The latest Butterfinger wrapper design presents a significant reduction in text complexity. The overall color scheme retains the iconic bright orange background with deep blue text, maintaining the brand’s traditional visual identity. The minimalistic approach to the logo and typography reflects a modern trend in packaging, aiming for clean, easy-to-read graphics that quickly convey essential product information. This design emphasizes the product name “Butterfinger” more prominently than before, highlighting brand recognition.

1983 – 1998

Butterfinger Logo 1983

The Butterfinger logo is distinctly brighter and more modern than its predecessors. It features a more streamlined and stylized font for the brand name, which is set against a vivid yellow background. The text is outlined in blue, creating a strong contrast that enhances readability and visual appeal. The logo has abandoned the previous mention of weight and additional descriptions, focusing solely on the brand name to emphasize simplicity and brand recognition. This design seems to target a broader, perhaps younger audience with its bold and clear aesthetic, suitable for standing out in a competitive market.

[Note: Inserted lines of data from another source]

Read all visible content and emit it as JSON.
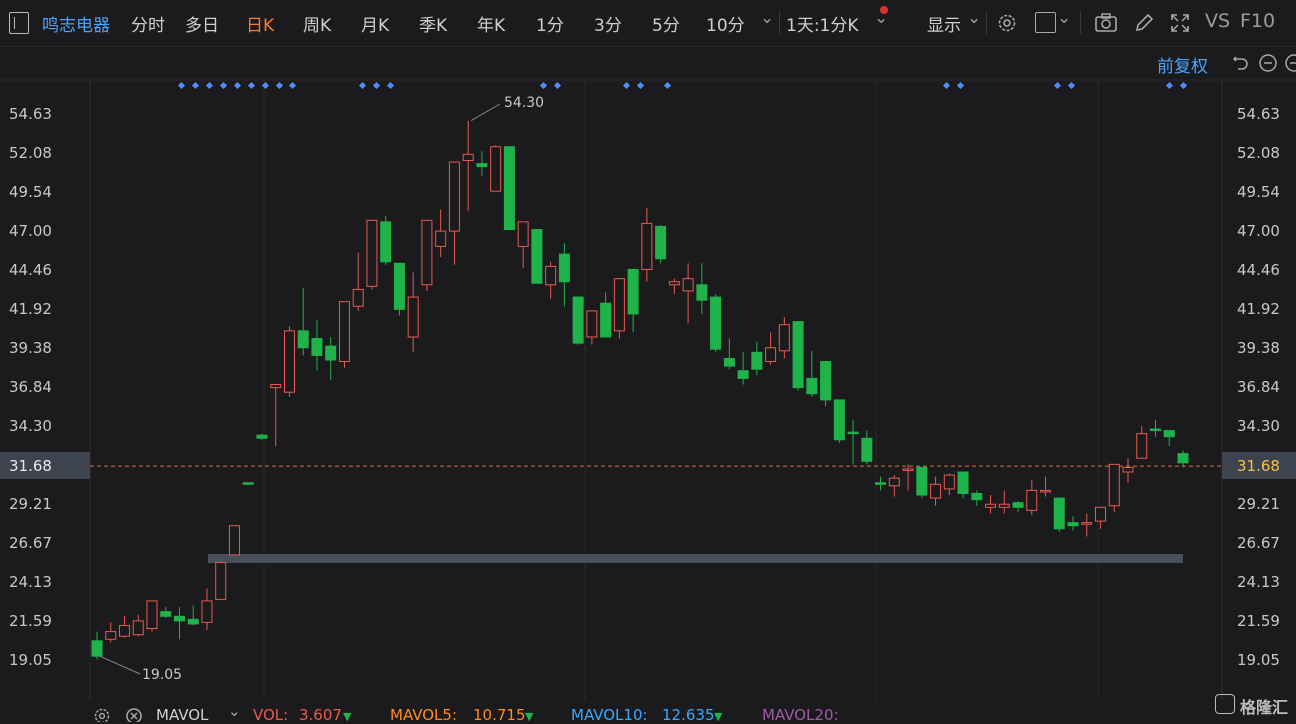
{
  "toolbar": {
    "stock_name": "鸣志电器",
    "periods": [
      "分时",
      "多日",
      "日K",
      "周K",
      "月K",
      "季K",
      "年K",
      "1分",
      "3分",
      "5分",
      "10分"
    ],
    "active_period": "日K",
    "interval": "1天:1分K",
    "display": "显示",
    "vs": "VS",
    "f10": "F10"
  },
  "chart_toolbar": {
    "adjust": "前复权"
  },
  "y_axis": {
    "ticks": [
      "54.63",
      "52.08",
      "49.54",
      "47.00",
      "44.46",
      "41.92",
      "39.38",
      "36.84",
      "34.30",
      "31.68",
      "29.21",
      "26.67",
      "24.13",
      "21.59",
      "19.05"
    ]
  },
  "annotations": {
    "high_label": "54.30",
    "low_label": "19.05",
    "current_price": "31.68"
  },
  "bottom_bar": {
    "indicator": "MAVOL",
    "vol_label": "VOL:",
    "vol_value": "3.607",
    "mavol5_label": "MAVOL5:",
    "mavol5_value": "10.715",
    "mavol10_label": "MAVOL10:",
    "mavol10_value": "12.635",
    "mavol20_label": "MAVOL20:",
    "watermark": "格隆汇"
  },
  "colors": {
    "up": "#e85a50",
    "down": "#1fb34a",
    "accent": "#ff7a2f",
    "link": "#4aa3ff",
    "bg": "#1b1b1d"
  },
  "chart_data": {
    "type": "candlestick",
    "ylim": [
      19.05,
      54.63
    ],
    "candles": [
      [
        20.3,
        19.3,
        20.9,
        19.1
      ],
      [
        20.4,
        20.9,
        21.5,
        20.2
      ],
      [
        20.6,
        21.3,
        21.9,
        20.5
      ],
      [
        20.7,
        21.6,
        22.0,
        20.6
      ],
      [
        21.1,
        22.9,
        22.9,
        20.9
      ],
      [
        22.2,
        21.9,
        22.5,
        21.8
      ],
      [
        21.9,
        21.6,
        22.5,
        20.4
      ],
      [
        21.7,
        21.4,
        22.6,
        21.3
      ],
      [
        21.5,
        22.9,
        23.7,
        21.0
      ],
      [
        23.0,
        25.4,
        25.4,
        23.0
      ],
      [
        25.9,
        27.8,
        27.8,
        25.9
      ],
      [
        30.6,
        30.5,
        30.6,
        30.5
      ],
      [
        33.7,
        33.5,
        33.8,
        33.4
      ],
      [
        36.8,
        37.0,
        37.0,
        33.0
      ],
      [
        36.5,
        40.5,
        40.8,
        36.2
      ],
      [
        40.5,
        39.4,
        43.3,
        38.9
      ],
      [
        40.0,
        38.9,
        41.2,
        37.9
      ],
      [
        39.5,
        38.6,
        40.1,
        37.3
      ],
      [
        38.5,
        42.4,
        42.4,
        38.1
      ],
      [
        42.1,
        43.2,
        45.6,
        41.8
      ],
      [
        43.4,
        47.7,
        47.7,
        43.2
      ],
      [
        47.6,
        45.0,
        48.0,
        44.8
      ],
      [
        44.9,
        41.9,
        44.9,
        41.5
      ],
      [
        40.1,
        42.7,
        44.3,
        39.1
      ],
      [
        43.5,
        47.7,
        47.7,
        43.1
      ],
      [
        46.0,
        47.0,
        48.4,
        45.3
      ],
      [
        47.0,
        51.5,
        51.5,
        44.8
      ],
      [
        51.6,
        52.0,
        54.2,
        48.3
      ],
      [
        51.4,
        51.2,
        52.2,
        50.6
      ],
      [
        49.6,
        52.5,
        52.6,
        49.6
      ],
      [
        52.5,
        47.1,
        52.5,
        47.1
      ],
      [
        46.0,
        47.6,
        47.6,
        44.6
      ],
      [
        47.1,
        43.6,
        47.1,
        43.6
      ],
      [
        43.5,
        44.7,
        45.0,
        42.6
      ],
      [
        45.5,
        43.7,
        46.2,
        42.1
      ],
      [
        42.7,
        39.7,
        42.7,
        39.6
      ],
      [
        40.1,
        41.8,
        41.8,
        39.6
      ],
      [
        42.3,
        40.1,
        43.0,
        40.1
      ],
      [
        40.5,
        43.9,
        43.9,
        40.0
      ],
      [
        44.5,
        41.6,
        44.5,
        40.4
      ],
      [
        44.5,
        47.5,
        48.5,
        43.7
      ],
      [
        47.3,
        45.2,
        47.4,
        44.9
      ],
      [
        43.5,
        43.7,
        43.9,
        42.9
      ],
      [
        43.1,
        43.9,
        44.9,
        41.0
      ],
      [
        43.5,
        42.5,
        44.9,
        41.6
      ],
      [
        42.7,
        39.3,
        42.9,
        39.1
      ],
      [
        38.7,
        38.2,
        40.0,
        38.0
      ],
      [
        37.9,
        37.4,
        39.1,
        37.0
      ],
      [
        39.1,
        38.0,
        39.8,
        37.6
      ],
      [
        38.5,
        39.4,
        40.4,
        38.3
      ],
      [
        39.2,
        40.9,
        41.4,
        38.7
      ],
      [
        41.1,
        36.8,
        41.1,
        36.6
      ],
      [
        37.4,
        36.4,
        39.2,
        36.2
      ],
      [
        38.5,
        36.0,
        38.5,
        35.6
      ],
      [
        36.0,
        33.4,
        36.0,
        33.2
      ],
      [
        33.9,
        33.8,
        34.7,
        31.8
      ],
      [
        33.5,
        32.0,
        34.0,
        31.8
      ],
      [
        30.6,
        30.5,
        31.0,
        30.1
      ],
      [
        30.4,
        30.9,
        31.1,
        29.7
      ],
      [
        31.5,
        31.5,
        31.8,
        30.1
      ],
      [
        31.6,
        29.8,
        31.6,
        29.6
      ],
      [
        29.6,
        30.5,
        31.0,
        29.1
      ],
      [
        30.2,
        31.1,
        31.2,
        29.8
      ],
      [
        31.3,
        29.9,
        31.3,
        29.6
      ],
      [
        29.9,
        29.5,
        30.1,
        29.1
      ],
      [
        29.0,
        29.2,
        29.8,
        28.6
      ],
      [
        29.0,
        29.2,
        30.1,
        28.6
      ],
      [
        29.3,
        29.0,
        29.4,
        28.7
      ],
      [
        28.8,
        30.1,
        30.8,
        28.5
      ],
      [
        30.0,
        30.1,
        31.0,
        29.7
      ],
      [
        29.6,
        27.6,
        29.6,
        27.4
      ],
      [
        28.0,
        27.8,
        28.4,
        27.5
      ],
      [
        27.9,
        28.0,
        28.6,
        27.1
      ],
      [
        28.1,
        29.0,
        29.0,
        27.6
      ],
      [
        29.1,
        31.8,
        31.8,
        28.7
      ],
      [
        31.3,
        31.6,
        32.2,
        30.6
      ],
      [
        32.2,
        33.8,
        34.3,
        32.2
      ],
      [
        34.1,
        34.0,
        34.7,
        33.6
      ],
      [
        34.0,
        33.6,
        34.0,
        33.0
      ],
      [
        32.5,
        31.9,
        32.7,
        31.6
      ]
    ]
  }
}
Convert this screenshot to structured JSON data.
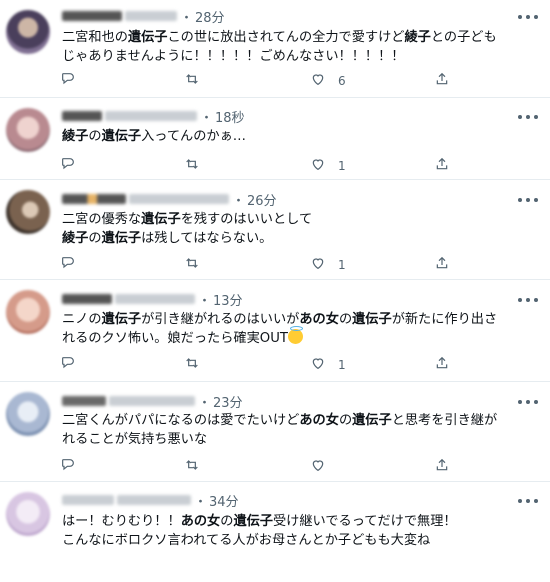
{
  "tweets": [
    {
      "time": "28分",
      "segments": [
        [
          {
            "t": "二宮和也の",
            "b": false
          },
          {
            "t": "遺伝子",
            "b": true
          },
          {
            "t": "この世に放出されてんの全力で愛すけど",
            "b": false
          },
          {
            "t": "綾子",
            "b": true
          },
          {
            "t": "との子ども",
            "b": false
          }
        ],
        [
          {
            "t": "じゃありませんように！！！！！ごめんなさい！！！！！",
            "b": false
          }
        ]
      ],
      "like_count": "6",
      "avatar_color": "#6a5a78"
    },
    {
      "time": "18秒",
      "segments": [
        [
          {
            "t": "綾子",
            "b": true
          },
          {
            "t": "の",
            "b": false
          },
          {
            "t": "遺伝子",
            "b": true
          },
          {
            "t": "入ってんのかぁ…",
            "b": false
          }
        ]
      ],
      "like_count": "1",
      "avatar_color": "#c7a0a6"
    },
    {
      "time": "26分",
      "segments": [
        [
          {
            "t": "二宮の優秀な",
            "b": false
          },
          {
            "t": "遺伝子",
            "b": true
          },
          {
            "t": "を残すのはいいとして",
            "b": false
          }
        ],
        [
          {
            "t": "綾子",
            "b": true
          },
          {
            "t": "の",
            "b": false
          },
          {
            "t": "遺伝子",
            "b": true
          },
          {
            "t": "は残してはならない。",
            "b": false
          }
        ]
      ],
      "like_count": "1",
      "avatar_color": "#6b5747"
    },
    {
      "time": "13分",
      "segments": [
        [
          {
            "t": "ニノの",
            "b": false
          },
          {
            "t": "遺伝子",
            "b": true
          },
          {
            "t": "が引き継がれるのはいいが",
            "b": false
          },
          {
            "t": "あの女",
            "b": true
          },
          {
            "t": "の",
            "b": false
          },
          {
            "t": "遺伝子",
            "b": true
          },
          {
            "t": "が新たに作り出さ",
            "b": false
          }
        ],
        [
          {
            "t": "れるのクソ怖い。娘だったら確実OUT",
            "b": false
          }
        ]
      ],
      "like_count": "1",
      "avatar_color": "#e7b4ac"
    },
    {
      "time": "23分",
      "segments": [
        [
          {
            "t": "二宮くんがパパになるのは愛でたいけど",
            "b": false
          },
          {
            "t": "あの女",
            "b": true
          },
          {
            "t": "の",
            "b": false
          },
          {
            "t": "遺伝子",
            "b": true
          },
          {
            "t": "と思考を引き継が",
            "b": false
          }
        ],
        [
          {
            "t": "れることが気持ち悪いな",
            "b": false
          }
        ]
      ],
      "like_count": "",
      "avatar_color": "#b7c3d8"
    },
    {
      "time": "34分",
      "segments": [
        [
          {
            "t": "はー！むりむり！！",
            "b": false
          },
          {
            "t": "あの女",
            "b": true
          },
          {
            "t": "の",
            "b": false
          },
          {
            "t": "遺伝子",
            "b": true
          },
          {
            "t": "受け継いでるってだけで無理！",
            "b": false
          }
        ],
        [
          {
            "t": "こんなにボロクソ言われてる人がお母さんとか子どもも大変ね",
            "b": false
          }
        ]
      ],
      "like_count": "",
      "avatar_color": "#d7c3e0"
    }
  ]
}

1998 – 2004

Butterfinger Logo 1998

The Butterfinger logo has undergone a notable update, with the addition of the “Nestlé” brand name to the design. This integration reflects Nestlé’s ownership and provides a link to the larger corporate brand. The overall style of the “Butterfinger” text remains bold and vibrant but is now complemented by Nestlé’s logo in a smaller, contrasting blue font positioned above the main name. This change likely aims to leverage Nestlé’s global recognition to enhance Butterfinger’s market presence. The background retains the classic bright yellow, ensuring the candy bar’s traditional appeal continues to stand out on shelves.

2004 – 2018

Butterfinger Logo 2004

The Butterfinger packaging has become more dynamic and descriptive. The logo now features multi-lingual taglines like “Crisper, Crunchier, Peanut-Buttier”, emphasizing the candy’s texture and flavor in English and French. The Nestlé logo remains prominent, reinforcing the brand’s association with its parent company. The overall design is busier, with enhanced graphic elements and a wavy pattern in the background that adds motion and energy. The color scheme is consistent with the bright yellow and blue, maintaining brand continuity while introducing a more contemporary look aimed at appealing to a broader, international audience. This package reflects a focus on marketing the product’s unique selling propositions directly on the wrapper.

2018 – 2019

Butterfinger Logo 2018

The latest Butterfinger logo streamlines further by removing the additional taglines and focusing solely on the brand name. The “Nestlé” logo is now positioned directly above “Butterfinger”, indicating a stronger association with the parent company. The color palette remains consistent with the bold yellow and blue, ensuring brand recognition and continuity. The typeface of “Butterfinger” appears slightly more rounded and friendly, enhancing visual appeal. This cleaner design reflects a modern, less cluttered approach to branding, aiming for straightforwardness and easy recognition in a busy marketplace.

2019 – Today

Butterfinger Logo

The newest Butterfinger logo features a significant simplification, completely removing the Nestlé branding. The logo now focuses solely on the word “Butterfinger” in a sleek, modern blue font. This minimalist design is set against a clean white background, emphasizing clarity and modernity. The shift to a single color without additional graphic elements or slogans highlights a trend towards more streamlined branding in the confectionery industry. This update likely aims to refresh the brand’s image, making it stand out with a bold yet simple aesthetic.